= Beginning of Section =

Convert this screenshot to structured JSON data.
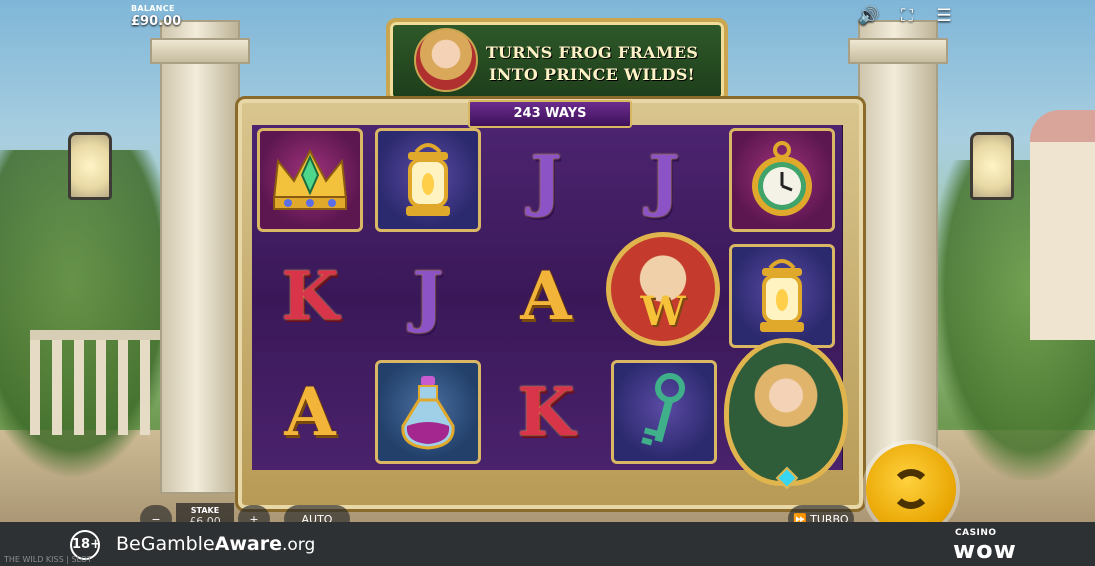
{
  "balance": {
    "label": "BALANCE",
    "value": "£90.00"
  },
  "banner": {
    "line1": "TURNS FROG FRAMES",
    "line2": "INTO PRINCE WILDS!"
  },
  "ways": "243 WAYS",
  "hud": {
    "sound_icon": "speaker-icon",
    "fullscreen_icon": "fullscreen-icon",
    "menu_icon": "hamburger-menu-icon"
  },
  "reels": [
    [
      "crown",
      "K",
      "A"
    ],
    [
      "lantern",
      "J",
      "potion"
    ],
    [
      "J",
      "A",
      "K"
    ],
    [
      "J",
      "prince-wild",
      "key"
    ],
    [
      "pocket-watch",
      "lantern",
      "princess"
    ]
  ],
  "wild_letter": "W",
  "controls": {
    "minus": "−",
    "plus": "+",
    "stake_label": "STAKE",
    "stake_value": "£6.00",
    "auto": "AUTO",
    "turbo": "TURBO",
    "turbo_icon": "fast-forward-icon",
    "spin_icon": "spin-arrows-icon"
  },
  "footer": {
    "age": "18+",
    "gamble_aware_be": "BeGamble",
    "gamble_aware_aware": "Aware",
    "gamble_aware_org": ".org",
    "casino_label": "CASINO",
    "casino_logo": "wow",
    "game_name": "THE WILD KISS | SLOT"
  },
  "colors": {
    "reel_bg": "#3a1858",
    "gold": "#d9b764",
    "spin": "#f2b800",
    "footer": "#2e3133"
  }
}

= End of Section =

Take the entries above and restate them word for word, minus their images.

Convert this screenshot to structured JSON data.
{
  "balance": {
    "label": "BALANCE",
    "value": "£90.00"
  },
  "banner": {
    "line1": "TURNS FROG FRAMES",
    "line2": "INTO PRINCE WILDS!"
  },
  "ways": "243 WAYS",
  "hud": {
    "sound_icon": "speaker-icon",
    "fullscreen_icon": "fullscreen-icon",
    "menu_icon": "hamburger-menu-icon"
  },
  "reels": [
    [
      "crown",
      "K",
      "A"
    ],
    [
      "lantern",
      "J",
      "potion"
    ],
    [
      "J",
      "A",
      "K"
    ],
    [
      "J",
      "prince-wild",
      "key"
    ],
    [
      "pocket-watch",
      "lantern",
      "princess"
    ]
  ],
  "wild_letter": "W",
  "controls": {
    "minus": "−",
    "plus": "+",
    "stake_label": "STAKE",
    "stake_value": "£6.00",
    "auto": "AUTO",
    "turbo": "TURBO",
    "turbo_icon": "fast-forward-icon",
    "spin_icon": "spin-arrows-icon"
  },
  "footer": {
    "age": "18+",
    "gamble_aware_be": "BeGamble",
    "gamble_aware_aware": "Aware",
    "gamble_aware_org": ".org",
    "casino_label": "CASINO",
    "casino_logo": "wow",
    "game_name": "THE WILD KISS | SLOT"
  },
  "colors": {
    "reel_bg": "#3a1858",
    "gold": "#d9b764",
    "spin": "#f2b800",
    "footer": "#2e3133"
  }
}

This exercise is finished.